There were tons of great questions and lots of discussion afterwards. We had a great time and AIGA Central PA were wonderful hosts. I posted our slides for that talk as well, so check those out on Speaker Deck, too.
In a few short hours I board a train for New York, where I’ll be speaking at, and attending, EECI in Brooklyn.
I’ve never hung out in Brooklyn, so I’m looking forward to spending a couple days there. I’m also excited because I’ll be speaking at the conference about building client-friendly experiences in ExpressionEngine.
At Happy Cog everybody has lots of interaction with our clients. We don’t hide behind account people or project managers. Everybody is heavily involved. This works great for me, and I’m sure it’s partly influenced by my former life of being a business owner (I also come from a long line of entrepreneurs). This is why I become extremely invested in how my client is experiencing using what we build. And that’s why I picked this topic for my talk at EECI. We want our clients to be happy, and we want them to feel like we got their back. So come friday, I’ll spend some time talking about that. Can’t wait.

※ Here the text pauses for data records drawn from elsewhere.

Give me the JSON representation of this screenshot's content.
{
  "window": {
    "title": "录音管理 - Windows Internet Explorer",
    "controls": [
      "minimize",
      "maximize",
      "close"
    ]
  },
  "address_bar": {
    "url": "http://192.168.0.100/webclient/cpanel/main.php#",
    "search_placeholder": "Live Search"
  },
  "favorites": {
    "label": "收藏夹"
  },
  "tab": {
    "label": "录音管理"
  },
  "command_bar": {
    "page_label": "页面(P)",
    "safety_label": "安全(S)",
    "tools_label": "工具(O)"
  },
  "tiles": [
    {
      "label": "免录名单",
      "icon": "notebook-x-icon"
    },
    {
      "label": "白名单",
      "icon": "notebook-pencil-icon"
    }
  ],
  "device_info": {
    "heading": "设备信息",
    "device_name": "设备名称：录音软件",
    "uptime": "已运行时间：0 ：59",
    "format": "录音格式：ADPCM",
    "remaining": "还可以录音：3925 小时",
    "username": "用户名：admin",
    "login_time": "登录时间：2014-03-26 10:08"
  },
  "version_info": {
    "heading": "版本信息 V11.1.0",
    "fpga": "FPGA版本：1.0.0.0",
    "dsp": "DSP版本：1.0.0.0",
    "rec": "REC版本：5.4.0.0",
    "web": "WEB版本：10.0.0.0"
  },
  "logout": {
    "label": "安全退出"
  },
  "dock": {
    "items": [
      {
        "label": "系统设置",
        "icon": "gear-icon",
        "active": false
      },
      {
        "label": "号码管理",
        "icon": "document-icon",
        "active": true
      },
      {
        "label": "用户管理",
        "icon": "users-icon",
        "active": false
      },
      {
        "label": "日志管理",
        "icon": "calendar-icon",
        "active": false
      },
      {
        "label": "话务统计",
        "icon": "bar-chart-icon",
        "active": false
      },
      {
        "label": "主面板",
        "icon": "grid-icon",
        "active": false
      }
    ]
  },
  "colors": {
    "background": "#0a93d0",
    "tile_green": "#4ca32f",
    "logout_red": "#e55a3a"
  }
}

I have the honor of joining my Butter Label cohorts, Luke and Scott in speaking at Typecon this year. The lineup of speakers is incredible, yet somehow, there we are among these fine folks.
Our plan is to talk about web fonts from our perspective as web designers. If you saw that lineup list you can imagine that many who attend Typecon are type designers, foundries and the like. This makes for an awesome opportunity for us to communicate directly with those at the forefront of type design and lettering, to discuss how type on the web affects us, and perhaps share some ideas about where the world of type on the web is headed.
I’m so extremely excited about this opportunity. If you are in New Orleans for Typecon I sure hope we can hang out and learn about this stuff together!
to help provide some direction on where the world of type on the web is headed so we can help each other get there.